● **Exercise aim**: Repeat the data below exactly, with every entry included.

● **Source material**:
+-------+

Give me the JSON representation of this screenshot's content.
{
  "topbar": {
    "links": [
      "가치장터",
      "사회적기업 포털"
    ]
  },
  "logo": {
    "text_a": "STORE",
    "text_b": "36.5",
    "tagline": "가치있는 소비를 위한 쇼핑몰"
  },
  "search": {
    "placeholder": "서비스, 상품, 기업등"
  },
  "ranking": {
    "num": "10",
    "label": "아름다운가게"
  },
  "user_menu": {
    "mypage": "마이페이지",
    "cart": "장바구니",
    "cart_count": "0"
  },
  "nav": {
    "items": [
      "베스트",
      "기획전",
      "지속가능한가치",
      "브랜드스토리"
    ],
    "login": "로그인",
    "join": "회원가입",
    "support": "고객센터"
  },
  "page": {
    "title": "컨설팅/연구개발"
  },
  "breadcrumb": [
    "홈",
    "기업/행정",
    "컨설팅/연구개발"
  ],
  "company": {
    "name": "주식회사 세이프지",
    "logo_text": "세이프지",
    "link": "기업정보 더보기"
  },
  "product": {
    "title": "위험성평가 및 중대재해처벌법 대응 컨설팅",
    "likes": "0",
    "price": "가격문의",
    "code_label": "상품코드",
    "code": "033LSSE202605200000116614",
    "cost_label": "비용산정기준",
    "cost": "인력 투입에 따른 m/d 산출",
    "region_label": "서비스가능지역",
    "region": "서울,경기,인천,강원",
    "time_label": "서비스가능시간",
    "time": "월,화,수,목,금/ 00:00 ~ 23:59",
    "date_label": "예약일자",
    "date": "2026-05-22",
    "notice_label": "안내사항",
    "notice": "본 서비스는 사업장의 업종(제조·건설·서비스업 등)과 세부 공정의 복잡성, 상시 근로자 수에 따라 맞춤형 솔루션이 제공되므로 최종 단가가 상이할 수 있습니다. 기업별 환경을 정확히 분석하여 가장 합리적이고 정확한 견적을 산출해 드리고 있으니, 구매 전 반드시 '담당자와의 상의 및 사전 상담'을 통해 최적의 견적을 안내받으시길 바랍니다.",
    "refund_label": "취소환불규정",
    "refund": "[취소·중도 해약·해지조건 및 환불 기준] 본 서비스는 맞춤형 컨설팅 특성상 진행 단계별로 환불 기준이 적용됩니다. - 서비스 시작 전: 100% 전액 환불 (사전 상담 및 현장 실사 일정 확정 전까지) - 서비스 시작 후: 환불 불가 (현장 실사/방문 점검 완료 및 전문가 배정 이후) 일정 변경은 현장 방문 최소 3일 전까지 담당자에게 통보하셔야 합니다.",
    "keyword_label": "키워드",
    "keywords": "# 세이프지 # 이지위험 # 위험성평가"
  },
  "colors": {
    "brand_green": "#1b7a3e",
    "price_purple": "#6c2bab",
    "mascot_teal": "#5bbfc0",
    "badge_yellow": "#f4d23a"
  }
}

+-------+

● **Exercise output**:
Give me the JSON representation of this screenshot's content.
{
  "topbar": {
    "links": [
      "가치장터",
      "사회적기업 포털"
    ]
  },
  "logo": {
    "text_a": "STORE",
    "text_b": "36.5",
    "tagline": "가치있는 소비를 위한 쇼핑몰"
  },
  "search": {
    "placeholder": "서비스, 상품, 기업등"
  },
  "ranking": {
    "num": "10",
    "label": "아름다운가게"
  },
  "user_menu": {
    "mypage": "마이페이지",
    "cart": "장바구니",
    "cart_count": "0"
  },
  "nav": {
    "items": [
      "베스트",
      "기획전",
      "지속가능한가치",
      "브랜드스토리"
    ],
    "login": "로그인",
    "join": "회원가입",
    "support": "고객센터"
  },
  "page": {
    "title": "컨설팅/연구개발"
  },
  "breadcrumb": [
    "홈",
    "기업/행정",
    "컨설팅/연구개발"
  ],
  "company": {
    "name": "주식회사 세이프지",
    "logo_text": "세이프지",
    "link": "기업정보 더보기"
  },
  "product": {
    "title": "위험성평가 및 중대재해처벌법 대응 컨설팅",
    "likes": "0",
    "price": "가격문의",
    "code_label": "상품코드",
    "code": "033LSSE202605200000116614",
    "cost_label": "비용산정기준",
    "cost": "인력 투입에 따른 m/d 산출",
    "region_label": "서비스가능지역",
    "region": "서울,경기,인천,강원",
    "time_label": "서비스가능시간",
    "time": "월,화,수,목,금/ 00:00 ~ 23:59",
    "date_label": "예약일자",
    "date": "2026-05-22",
    "notice_label": "안내사항",
    "notice": "본 서비스는 사업장의 업종(제조·건설·서비스업 등)과 세부 공정의 복잡성, 상시 근로자 수에 따라 맞춤형 솔루션이 제공되므로 최종 단가가 상이할 수 있습니다. 기업별 환경을 정확히 분석하여 가장 합리적이고 정확한 견적을 산출해 드리고 있으니, 구매 전 반드시 '담당자와의 상의 및 사전 상담'을 통해 최적의 견적을 안내받으시길 바랍니다.",
    "refund_label": "취소환불규정",
    "refund": "[취소·중도 해약·해지조건 및 환불 기준] 본 서비스는 맞춤형 컨설팅 특성상 진행 단계별로 환불 기준이 적용됩니다. - 서비스 시작 전: 100% 전액 환불 (사전 상담 및 현장 실사 일정 확정 전까지) - 서비스 시작 후: 환불 불가 (현장 실사/방문 점검 완료 및 전문가 배정 이후) 일정 변경은 현장 방문 최소 3일 전까지 담당자에게 통보하셔야 합니다.",
    "keyword_label": "키워드",
    "keywords": "# 세이프지 # 이지위험 # 위험성평가"
  },
  "colors": {
    "brand_green": "#1b7a3e",
    "price_purple": "#6c2bab",
    "mascot_teal": "#5bbfc0",
    "badge_yellow": "#f4d23a"
  }
}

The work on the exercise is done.